Only one thing to remember

There is only one thing to remember then. When adding a post, before introducing any relevant Markdown, switch to the Text panel, add the [no-richedit] shortcode and save a draft. Then the Visual editor won’t appear anymore for that post. (until you remove the shortcode and save again)

How to cache results in TypeScript

This is an example of a caching mechanism that I added to an Angular 2+ page.

Problem

At a certain point, during the development of a visual calculator, I noticed that the computation of results corresponding to moving sliders on the page had become much slower than before.

Solution

To mitigate the problem I introduced a caching mechanism based on:

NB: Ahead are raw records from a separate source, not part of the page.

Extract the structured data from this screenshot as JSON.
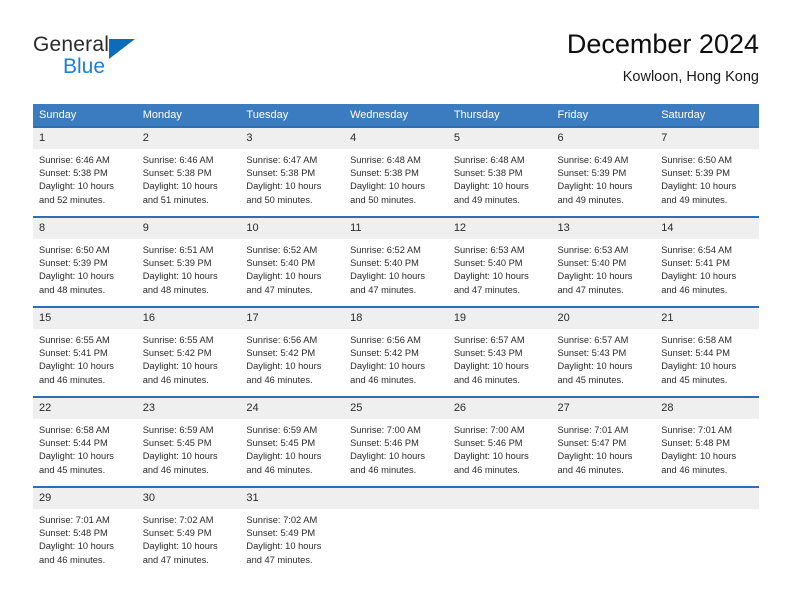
{
  "brand": {
    "name_line1": "General",
    "name_line2": "Blue",
    "triangle_icon": "blue-triangle-icon",
    "accent_color": "#1b7fd4"
  },
  "header": {
    "title": "December 2024",
    "subtitle": "Kowloon, Hong Kong"
  },
  "colors": {
    "header_blue": "#3b7cc0",
    "row_divider_blue": "#2e6eb5",
    "daynum_band": "#efefef",
    "text": "#2b2b2b"
  },
  "weekday_headers": [
    "Sunday",
    "Monday",
    "Tuesday",
    "Wednesday",
    "Thursday",
    "Friday",
    "Saturday"
  ],
  "calendar": {
    "month": "December",
    "year": "2024",
    "location": "Kowloon, Hong Kong",
    "weeks": [
      [
        {
          "day": "1",
          "sunrise": "Sunrise: 6:46 AM",
          "sunset": "Sunset: 5:38 PM",
          "daylight1": "Daylight: 10 hours",
          "daylight2": "and 52 minutes."
        },
        {
          "day": "2",
          "sunrise": "Sunrise: 6:46 AM",
          "sunset": "Sunset: 5:38 PM",
          "daylight1": "Daylight: 10 hours",
          "daylight2": "and 51 minutes."
        },
        {
          "day": "3",
          "sunrise": "Sunrise: 6:47 AM",
          "sunset": "Sunset: 5:38 PM",
          "daylight1": "Daylight: 10 hours",
          "daylight2": "and 50 minutes."
        },
        {
          "day": "4",
          "sunrise": "Sunrise: 6:48 AM",
          "sunset": "Sunset: 5:38 PM",
          "daylight1": "Daylight: 10 hours",
          "daylight2": "and 50 minutes."
        },
        {
          "day": "5",
          "sunrise": "Sunrise: 6:48 AM",
          "sunset": "Sunset: 5:38 PM",
          "daylight1": "Daylight: 10 hours",
          "daylight2": "and 49 minutes."
        },
        {
          "day": "6",
          "sunrise": "Sunrise: 6:49 AM",
          "sunset": "Sunset: 5:39 PM",
          "daylight1": "Daylight: 10 hours",
          "daylight2": "and 49 minutes."
        },
        {
          "day": "7",
          "sunrise": "Sunrise: 6:50 AM",
          "sunset": "Sunset: 5:39 PM",
          "daylight1": "Daylight: 10 hours",
          "daylight2": "and 49 minutes."
        }
      ],
      [
        {
          "day": "8",
          "sunrise": "Sunrise: 6:50 AM",
          "sunset": "Sunset: 5:39 PM",
          "daylight1": "Daylight: 10 hours",
          "daylight2": "and 48 minutes."
        },
        {
          "day": "9",
          "sunrise": "Sunrise: 6:51 AM",
          "sunset": "Sunset: 5:39 PM",
          "daylight1": "Daylight: 10 hours",
          "daylight2": "and 48 minutes."
        },
        {
          "day": "10",
          "sunrise": "Sunrise: 6:52 AM",
          "sunset": "Sunset: 5:40 PM",
          "daylight1": "Daylight: 10 hours",
          "daylight2": "and 47 minutes."
        },
        {
          "day": "11",
          "sunrise": "Sunrise: 6:52 AM",
          "sunset": "Sunset: 5:40 PM",
          "daylight1": "Daylight: 10 hours",
          "daylight2": "and 47 minutes."
        },
        {
          "day": "12",
          "sunrise": "Sunrise: 6:53 AM",
          "sunset": "Sunset: 5:40 PM",
          "daylight1": "Daylight: 10 hours",
          "daylight2": "and 47 minutes."
        },
        {
          "day": "13",
          "sunrise": "Sunrise: 6:53 AM",
          "sunset": "Sunset: 5:40 PM",
          "daylight1": "Daylight: 10 hours",
          "daylight2": "and 47 minutes."
        },
        {
          "day": "14",
          "sunrise": "Sunrise: 6:54 AM",
          "sunset": "Sunset: 5:41 PM",
          "daylight1": "Daylight: 10 hours",
          "daylight2": "and 46 minutes."
        }
      ],
      [
        {
          "day": "15",
          "sunrise": "Sunrise: 6:55 AM",
          "sunset": "Sunset: 5:41 PM",
          "daylight1": "Daylight: 10 hours",
          "daylight2": "and 46 minutes."
        },
        {
          "day": "16",
          "sunrise": "Sunrise: 6:55 AM",
          "sunset": "Sunset: 5:42 PM",
          "daylight1": "Daylight: 10 hours",
          "daylight2": "and 46 minutes."
        },
        {
          "day": "17",
          "sunrise": "Sunrise: 6:56 AM",
          "sunset": "Sunset: 5:42 PM",
          "daylight1": "Daylight: 10 hours",
          "daylight2": "and 46 minutes."
        },
        {
          "day": "18",
          "sunrise": "Sunrise: 6:56 AM",
          "sunset": "Sunset: 5:42 PM",
          "daylight1": "Daylight: 10 hours",
          "daylight2": "and 46 minutes."
        },
        {
          "day": "19",
          "sunrise": "Sunrise: 6:57 AM",
          "sunset": "Sunset: 5:43 PM",
          "daylight1": "Daylight: 10 hours",
          "daylight2": "and 46 minutes."
        },
        {
          "day": "20",
          "sunrise": "Sunrise: 6:57 AM",
          "sunset": "Sunset: 5:43 PM",
          "daylight1": "Daylight: 10 hours",
          "daylight2": "and 45 minutes."
        },
        {
          "day": "21",
          "sunrise": "Sunrise: 6:58 AM",
          "sunset": "Sunset: 5:44 PM",
          "daylight1": "Daylight: 10 hours",
          "daylight2": "and 45 minutes."
        }
      ],
      [
        {
          "day": "22",
          "sunrise": "Sunrise: 6:58 AM",
          "sunset": "Sunset: 5:44 PM",
          "daylight1": "Daylight: 10 hours",
          "daylight2": "and 45 minutes."
        },
        {
          "day": "23",
          "sunrise": "Sunrise: 6:59 AM",
          "sunset": "Sunset: 5:45 PM",
          "daylight1": "Daylight: 10 hours",
          "daylight2": "and 46 minutes."
        },
        {
          "day": "24",
          "sunrise": "Sunrise: 6:59 AM",
          "sunset": "Sunset: 5:45 PM",
          "daylight1": "Daylight: 10 hours",
          "daylight2": "and 46 minutes."
        },
        {
          "day": "25",
          "sunrise": "Sunrise: 7:00 AM",
          "sunset": "Sunset: 5:46 PM",
          "daylight1": "Daylight: 10 hours",
          "daylight2": "and 46 minutes."
        },
        {
          "day": "26",
          "sunrise": "Sunrise: 7:00 AM",
          "sunset": "Sunset: 5:46 PM",
          "daylight1": "Daylight: 10 hours",
          "daylight2": "and 46 minutes."
        },
        {
          "day": "27",
          "sunrise": "Sunrise: 7:01 AM",
          "sunset": "Sunset: 5:47 PM",
          "daylight1": "Daylight: 10 hours",
          "daylight2": "and 46 minutes."
        },
        {
          "day": "28",
          "sunrise": "Sunrise: 7:01 AM",
          "sunset": "Sunset: 5:48 PM",
          "daylight1": "Daylight: 10 hours",
          "daylight2": "and 46 minutes."
        }
      ],
      [
        {
          "day": "29",
          "sunrise": "Sunrise: 7:01 AM",
          "sunset": "Sunset: 5:48 PM",
          "daylight1": "Daylight: 10 hours",
          "daylight2": "and 46 minutes."
        },
        {
          "day": "30",
          "sunrise": "Sunrise: 7:02 AM",
          "sunset": "Sunset: 5:49 PM",
          "daylight1": "Daylight: 10 hours",
          "daylight2": "and 47 minutes."
        },
        {
          "day": "31",
          "sunrise": "Sunrise: 7:02 AM",
          "sunset": "Sunset: 5:49 PM",
          "daylight1": "Daylight: 10 hours",
          "daylight2": "and 47 minutes."
        },
        {
          "day": "",
          "sunrise": "",
          "sunset": "",
          "daylight1": "",
          "daylight2": ""
        },
        {
          "day": "",
          "sunrise": "",
          "sunset": "",
          "daylight1": "",
          "daylight2": ""
        },
        {
          "day": "",
          "sunrise": "",
          "sunset": "",
          "daylight1": "",
          "daylight2": ""
        },
        {
          "day": "",
          "sunrise": "",
          "sunset": "",
          "daylight1": "",
          "daylight2": ""
        }
      ]
    ]
  }
}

  1. selecting slow methods, whose results we’re going to cache;
  2. wrapping those methods into a check:
  • if there is a cached result, use it
  • otherwise, compute it now, save it, then use it;
  1. deleting cached results as soon as they become stale.

A nice thing about this cache mechanism is that it’s standard.

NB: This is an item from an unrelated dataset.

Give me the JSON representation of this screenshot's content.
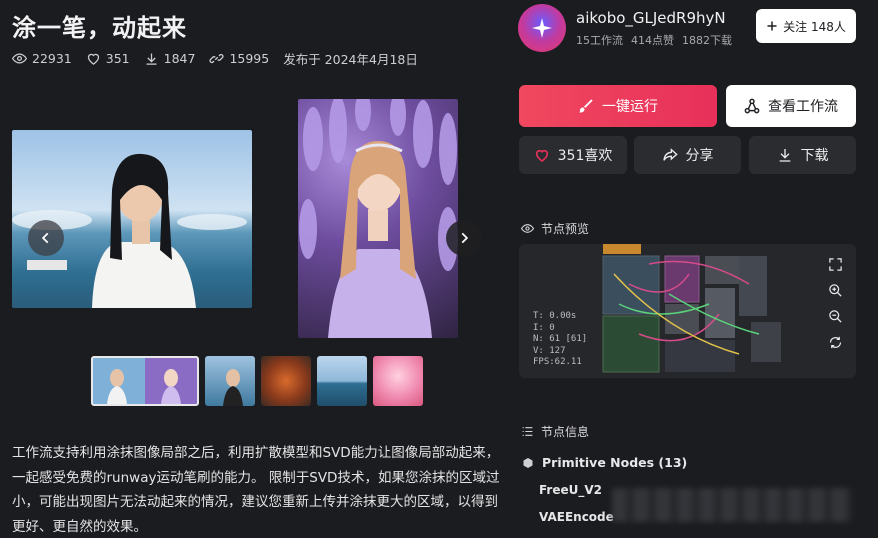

  • We don’t need to change the code of the app.
  • A new cached result is computed only when unavailable.
  • Cached results become unavailable after certain events.

A nice thing of my implementation is that it automatically computes which cached values to invalidate, based on their dependencies lists.

  • This means that we only have to define the dependencies lists, which is very easy. Just look at the method’s definition and list all of its inputs (params, function calls, and contextual values).
escalivada(): number {
  return (this.escabeche() - this.gazpacho.value) / this.paella();
}

Dependencies: escabeche, gazpacho, paella.

Code

import * as _ from 'lodash';

export class CachedResults {

    private cache: any = {};

    private invalidations: any;

    static getPathsOfTheTransitiveClosure(edges) {
        // TODO check for dependency loops and throw an error
        const result = [];
        _.forEach(edges, edge => {
            let [from,] = edge;
            let path = [from];
            let found = edge;
            while (found) {
                let [, to] = found;
                path.push(to);
                found = edges.find(([x,]) => x === to);
            }
            result.push(path);
        });
        return result;
    }

    constructor(
        private definitions: any,
    ) {
        this.invalidations = this.getInvalidations();
    }

    use(methodName, fn) {
        if (!this.cache[methodName]) {
            this.cache[methodName] = fn(...args);
        }
        return this.cache[methodName];
    }

    invalidate(changed) {
        const invalidCache = this.invalidations[changed];
        invalidCache.forEach(x => { delete this.cache[x] });
    }

    private getInvalidations() {
        const arcs = this.getArcsFromInputToComputed();
        const paths = CachedResults.getPathsOfTheTransitiveClosure(arcs);
        return this.getPathsFromRoots(paths);
    }

    private getComputedValues() {
        return Object.keys(this.definitions);
    }

    private getArcsFromInputToComputed() {
        const result = [];
        _.forEach(this.definitions, (inputs, computed) => {
            _.forEach(inputs, input => {
                result.push([input, computed]);
            });
        });
        return result;
    }

    private getRootValues() {
        const allInputs = [];
        _.forEach(this.definitions, inputs => {
            allInputs.push(...inputs);
        });
        const computed = this.getComputedValues();
        const origins = _.difference(allInputs, computed);
        return _.uniq(origins);
    }

    private getPathsFromRoots(paths) {
        const roots = this.getRootValues();
        const result = {};
        roots.forEach(origin => {
            const path = paths.find(([x,]) => x === origin);
            const [, ...rest] = path;
            result[origin] = rest;
        });
        return result;
    }

}

Usage

import { CachedResults } from '...';
//...
cache: CachedResults;
//...
constructor() {
    this.cache = new CachedResults({
        paella: 'arrozNegre'.split(' '),
        escabeche: 'paella arrozCubana'.split(' '),
        arrozCubana: 'gachas arrozNegre gazpacho'.split(' '),
    });
}
//...
escalivada(): number {
    return this.cache.use('escalivada', () => {
        return (this.escabeche() - this.gazpacho.value) / this.paella();
    });
}
//...
<input id="arrozNegre" max="30" min="5" step="1" type="range" />